One big reason is the effect on future timber values. As snowmobiles drive off-trail into the deep powder they are damaging small trees by snapping off the tops that protrude through the snow as well as killing trees due to excessive bark damage. The effect on the timber resource is not the only issue.
Snowmobiling within the wintering habitat of moose and deer causes stress during a period of year when they are most vulnerable. This increase in stress and energy use can have fatal consequences.
Off-Trail Use Closes Trails Permanently
Finally, the increase in off-trail riding in recent years has led to costly and time consuming rescues for NH Conservation Officers who have to rescue snowmobilers who become stuck in remote locations far from legal trails. “We would like to eliminate this conduct before landowners close off all of their lands including legal trails as well as to protect the wildlife resources and the riders themselves”, said NH Fish and Game Captain Dave Walsh, who oversees snowmobile/OHRV enforcement and education. It is essential that riders respect landowner’s wishes and their land; no respect = no trails!
The vast majority of snowmobile trails in NH are on private land where private landowners have willingly opened their forests and fields to snowmobiling. Public use of private land is a privilege. It has been a tradition throughout New Hampshire for landowners to allow use of their land for the recreational pursuits of others. However, this time-tested tradition is threatened by inappropriate uses of these lands such as off-trail riding.
Conservation Officers Enforce Law
More than ever before, snowmobilers must recognize that they must do their part in caring for the lands they enjoy in order to protect this privilege. Snowmobilers can only ride on trails that are designated and signed as a snowmobile trail. Although many new snowmobiles are marketed and capable of operating in deep powder and off-trail, if it is not a signed trail they must have written landowner permission to ride there. Conservation Officers will be enforcing this law as well as speed limits this season.
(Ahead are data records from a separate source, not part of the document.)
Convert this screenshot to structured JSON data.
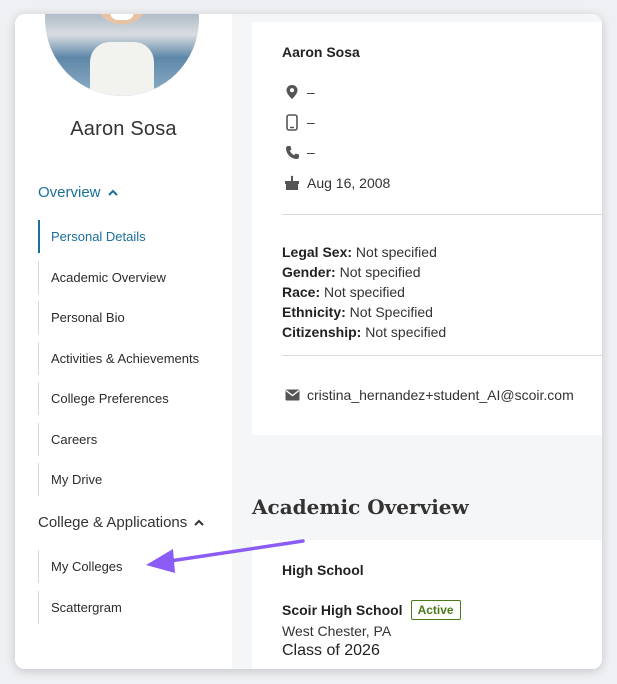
{
  "profile": {
    "name": "Aaron Sosa"
  },
  "sidebar": {
    "overview_title": "Overview",
    "overview_items": [
      {
        "label": "Personal Details",
        "active": true
      },
      {
        "label": "Academic Overview",
        "active": false
      },
      {
        "label": "Personal Bio",
        "active": false
      },
      {
        "label": "Activities & Achievements",
        "active": false
      },
      {
        "label": "College Preferences",
        "active": false
      },
      {
        "label": "Careers",
        "active": false
      },
      {
        "label": "My Drive",
        "active": false
      }
    ],
    "colleges_title": "College & Applications",
    "colleges_items": [
      {
        "label": "My Colleges",
        "active": false
      },
      {
        "label": "Scattergram",
        "active": false
      }
    ]
  },
  "details": {
    "name": "Aaron Sosa",
    "location": "–",
    "mobile": "–",
    "phone": "–",
    "birthday": "Aug 16, 2008",
    "legal_sex_label": "Legal Sex:",
    "legal_sex": "Not specified",
    "gender_label": "Gender:",
    "gender": "Not specified",
    "race_label": "Race:",
    "race": "Not specified",
    "ethnicity_label": "Ethnicity:",
    "ethnicity": "Not Specified",
    "citizenship_label": "Citizenship:",
    "citizenship": "Not specified",
    "email": "cristina_hernandez+student_AI@scoir.com"
  },
  "academic": {
    "heading": "Academic Overview",
    "hs_label": "High School",
    "school_name": "Scoir High School",
    "status": "Active",
    "location": "West Chester, PA",
    "class_of": "Class of 2026"
  },
  "colors": {
    "accent": "#1b6f9a",
    "annotation_arrow": "#8b5cf6",
    "active_badge": "#4a7a1a"
  },
  "icons": [
    "location-pin-icon",
    "mobile-phone-icon",
    "phone-icon",
    "birthday-cake-icon",
    "email-icon",
    "chevron-up-icon"
  ]
}
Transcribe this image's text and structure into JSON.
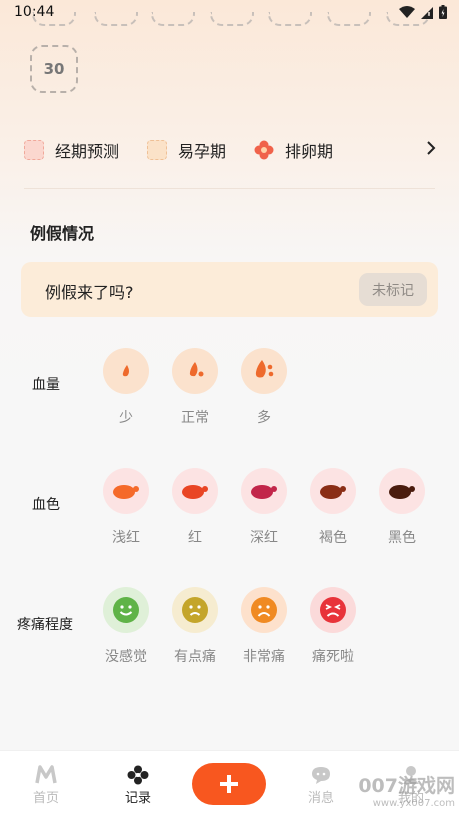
{
  "status": {
    "time": "10:44"
  },
  "calendar": {
    "day_30": "30"
  },
  "legend": [
    {
      "label": "经期预测"
    },
    {
      "label": "易孕期"
    },
    {
      "label": "排卵期"
    }
  ],
  "section": {
    "title": "例假情况"
  },
  "period": {
    "question": "例假来了吗?",
    "button": "未标记"
  },
  "flow": {
    "label": "血量",
    "options": [
      {
        "label": "少"
      },
      {
        "label": "正常"
      },
      {
        "label": "多"
      }
    ]
  },
  "color": {
    "label": "血色",
    "options": [
      {
        "label": "浅红"
      },
      {
        "label": "红"
      },
      {
        "label": "深红"
      },
      {
        "label": "褐色"
      },
      {
        "label": "黑色"
      }
    ]
  },
  "pain": {
    "label": "疼痛程度",
    "options": [
      {
        "label": "没感觉"
      },
      {
        "label": "有点痛"
      },
      {
        "label": "非常痛"
      },
      {
        "label": "痛死啦"
      }
    ]
  },
  "nav": {
    "home": "首页",
    "record": "记录",
    "messages": "消息",
    "mine": "我的"
  },
  "watermark": {
    "brand": "007游戏网",
    "url": "www.yx007.com"
  },
  "colors": {
    "accent": "#f8571f",
    "period": "#fbd7cf",
    "fertile": "#fbe2c8",
    "ovulation": "#f0624a"
  }
}
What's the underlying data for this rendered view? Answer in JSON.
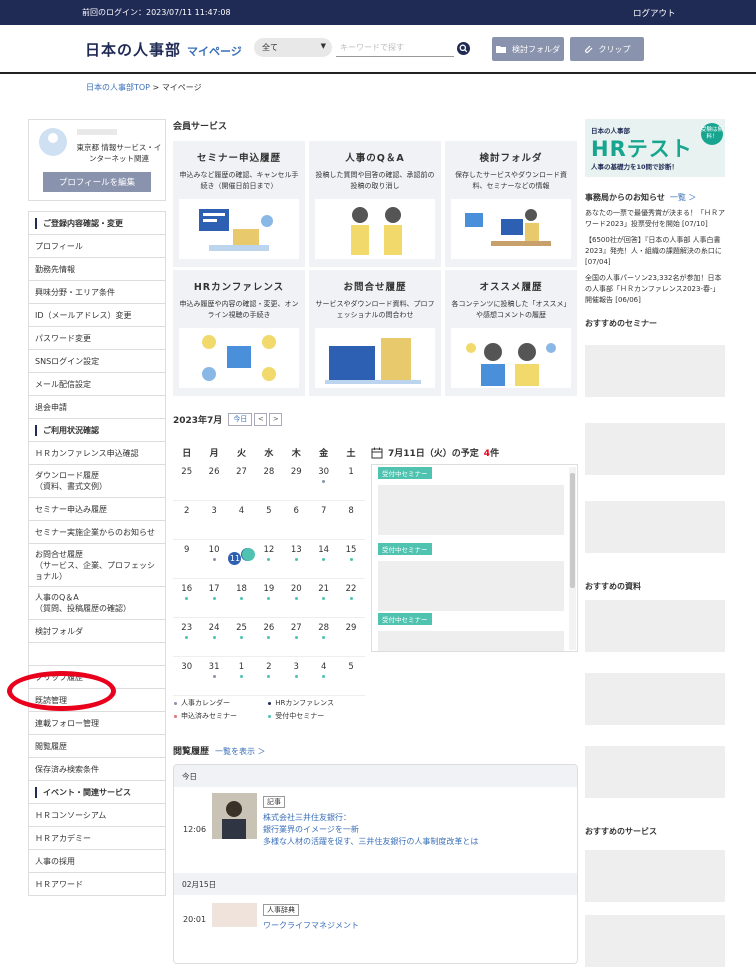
{
  "topbar": {
    "last_login": "前回のログイン：2023/07/11 11:47:08",
    "logout": "ログアウト"
  },
  "header": {
    "logo": "日本の人事部",
    "logo_sub": "マイページ",
    "category": "全て",
    "keyword_placeholder": "キーワードで探す",
    "folder_btn": "検討フォルダ",
    "clip_btn": "クリップ"
  },
  "breadcrumb": {
    "top": "日本の人事部TOP",
    "sep": " > ",
    "current": "マイページ"
  },
  "profile": {
    "org": "東京都 情報サービス・インターネット関連",
    "edit": "プロフィールを編集"
  },
  "menu": {
    "h1": "ご登録内容確認・変更",
    "m1": "プロフィール",
    "m2": "勤務先情報",
    "m3": "興味分野・エリア条件",
    "m4": "ID（メールアドレス）変更",
    "m5": "パスワード変更",
    "m6": "SNSログイン設定",
    "m7": "メール配信設定",
    "m8": "退会申請",
    "h2": "ご利用状況確認",
    "u1": "ＨＲカンファレンス申込確認",
    "u2": "ダウンロード履歴\n（資料、書式文例）",
    "u3": "セミナー申込み履歴",
    "u4": "セミナー実施企業からのお知らせ",
    "u5": "お問合せ履歴\n（サービス、企業、プロフェッショナル）",
    "u6": "人事のQ＆A\n（質問、投稿履歴の確認）",
    "u7": "検討フォルダ",
    "u8": "クリップ履歴",
    "u9": "既読管理",
    "u10": "連載フォロー管理",
    "u11": "閲覧履歴",
    "u12": "保存済み検索条件",
    "h3": "イベント・関連サービス",
    "e1": "ＨＲコンソーシアム",
    "e2": "ＨＲアカデミー",
    "e3": "人事の採用",
    "e4": "ＨＲアワード"
  },
  "services": {
    "title": "会員サービス",
    "cards": [
      {
        "title": "セミナー申込履歴",
        "desc": "申込みなど履歴の確認、キャンセル手続き（開催日前日まで）"
      },
      {
        "title": "人事のQ＆A",
        "desc": "投稿した質問や回答の確認、承認前の投稿の取り消し"
      },
      {
        "title": "検討フォルダ",
        "desc": "保存したサービスやダウンロード資料、セミナーなどの情報"
      },
      {
        "title": "HRカンファレンス",
        "desc": "申込み履歴や内容の確認・変更、オンライン視聴の手続き"
      },
      {
        "title": "お問合せ履歴",
        "desc": "サービスやダウンロード資料、プロフェッショナルの問合わせ"
      },
      {
        "title": "オススメ履歴",
        "desc": "各コンテンツに投稿した「オススメ」や感想コメントの履歴"
      }
    ]
  },
  "calendar": {
    "month": "2023年7月",
    "today": "今日",
    "prev": "<",
    "next": ">",
    "dow": [
      "日",
      "月",
      "火",
      "水",
      "木",
      "金",
      "土"
    ],
    "weeks": [
      [
        "25",
        "26",
        "27",
        "28",
        "29",
        "30",
        "1"
      ],
      [
        "2",
        "3",
        "4",
        "5",
        "6",
        "7",
        "8"
      ],
      [
        "9",
        "10",
        "11",
        "12",
        "13",
        "14",
        "15"
      ],
      [
        "16",
        "17",
        "18",
        "19",
        "20",
        "21",
        "22"
      ],
      [
        "23",
        "24",
        "25",
        "26",
        "27",
        "28",
        "29"
      ],
      [
        "30",
        "31",
        "1",
        "2",
        "3",
        "4",
        "5"
      ]
    ],
    "legend": [
      "人事カレンダー",
      "HRカンファレンス",
      "申込済みセミナー",
      "受付中セミナー"
    ],
    "colors": {
      "hr_calendar": "#8a93ad",
      "conference": "#1f2a55",
      "applied": "#e8736b",
      "open": "#4fc3b0",
      "selected": "#2d5fb3"
    }
  },
  "schedule": {
    "title": "7月11日（火）の予定",
    "count": "4",
    "unit": "件",
    "tag": "受付中セミナー"
  },
  "history": {
    "title": "閲覧履歴",
    "more": "一覧を表示 ＞",
    "groups": [
      {
        "date": "今日",
        "time": "12:06",
        "cat": "記事",
        "title": "株式会社三井住友銀行：\n銀行業界のイメージを一新\n多様な人材の活躍を促す、三井住友銀行の人事制度改革とは"
      },
      {
        "date": "02月15日",
        "time": "20:01",
        "cat": "人事辞典",
        "title": "ワークライフマネジメント"
      }
    ]
  },
  "right": {
    "banner": {
      "line1": "日本の人事部",
      "line2": "HRテスト",
      "line3": "人事の基礎力を10問で診断！",
      "badge": "受験は無料！"
    },
    "news_title": "事務局からのお知らせ",
    "news_more": "一覧 ＞",
    "news": [
      "あなたの一票で最優秀賞が決まる！「ＨＲアワード2023」投票受付を開始 [07/10]",
      "【6500社が回答】『日本の人事部 人事白書2023』発売！人・組織の課題解決の糸口に [07/04]",
      "全国の人事パーソン23,332名が参加！日本の人事部「ＨＲカンファレンス2023-春-」開催報告 [06/06]"
    ],
    "seminar_title": "おすすめのセミナー",
    "docs_title": "おすすめの資料",
    "services_title": "おすすめのサービス"
  }
}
To learn more about the laws and snowmobiling in NH, visit www.wildlife.state.nh.us/ohrv.
You must be logged in to post a comment.